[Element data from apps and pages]
^^^^

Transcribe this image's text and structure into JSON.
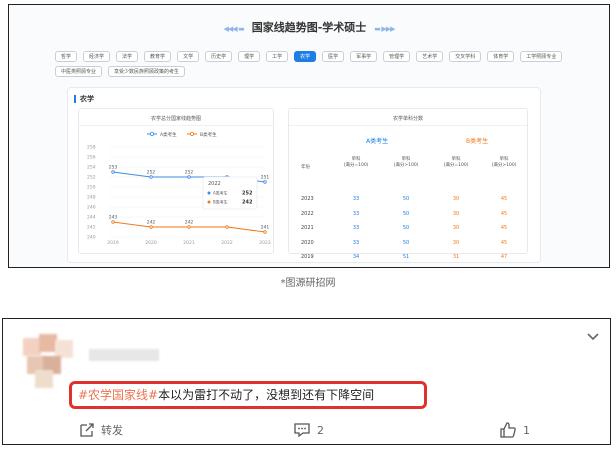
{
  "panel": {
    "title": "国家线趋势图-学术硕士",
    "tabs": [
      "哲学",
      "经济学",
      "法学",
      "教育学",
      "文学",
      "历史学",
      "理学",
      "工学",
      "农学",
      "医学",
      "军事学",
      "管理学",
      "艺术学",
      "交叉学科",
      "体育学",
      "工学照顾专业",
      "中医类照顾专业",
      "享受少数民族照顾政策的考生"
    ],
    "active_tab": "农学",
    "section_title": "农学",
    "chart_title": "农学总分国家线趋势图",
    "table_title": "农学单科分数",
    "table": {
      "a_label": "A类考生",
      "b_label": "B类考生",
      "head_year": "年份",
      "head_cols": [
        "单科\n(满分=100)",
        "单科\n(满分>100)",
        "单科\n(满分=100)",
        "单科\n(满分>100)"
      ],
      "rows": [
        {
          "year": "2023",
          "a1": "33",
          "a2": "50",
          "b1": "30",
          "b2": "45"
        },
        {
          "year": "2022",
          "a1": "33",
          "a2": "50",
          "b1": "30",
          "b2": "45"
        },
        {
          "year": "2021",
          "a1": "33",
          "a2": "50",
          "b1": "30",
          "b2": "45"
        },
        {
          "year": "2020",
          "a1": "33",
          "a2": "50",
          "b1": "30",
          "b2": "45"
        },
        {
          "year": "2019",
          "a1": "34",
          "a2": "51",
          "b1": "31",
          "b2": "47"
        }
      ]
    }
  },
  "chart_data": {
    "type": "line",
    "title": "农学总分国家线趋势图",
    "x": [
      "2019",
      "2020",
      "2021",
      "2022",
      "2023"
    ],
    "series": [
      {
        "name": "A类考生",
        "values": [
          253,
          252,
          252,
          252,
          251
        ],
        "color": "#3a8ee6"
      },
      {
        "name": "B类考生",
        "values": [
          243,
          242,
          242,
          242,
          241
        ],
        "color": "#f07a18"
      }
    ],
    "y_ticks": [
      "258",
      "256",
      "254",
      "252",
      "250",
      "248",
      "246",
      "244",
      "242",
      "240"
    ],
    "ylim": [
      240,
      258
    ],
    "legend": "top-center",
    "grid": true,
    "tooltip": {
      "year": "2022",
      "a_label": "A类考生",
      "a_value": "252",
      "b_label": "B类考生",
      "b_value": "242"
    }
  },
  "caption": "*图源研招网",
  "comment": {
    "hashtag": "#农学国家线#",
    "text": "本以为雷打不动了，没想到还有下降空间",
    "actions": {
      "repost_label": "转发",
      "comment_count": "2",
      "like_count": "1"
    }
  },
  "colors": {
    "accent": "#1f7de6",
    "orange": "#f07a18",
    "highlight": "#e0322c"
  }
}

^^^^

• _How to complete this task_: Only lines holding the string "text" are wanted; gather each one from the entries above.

• _Answer space_:
Transcribe this image's text and structure into JSON.
    "text": "本以为雷打不动了，没想到还有下降空间",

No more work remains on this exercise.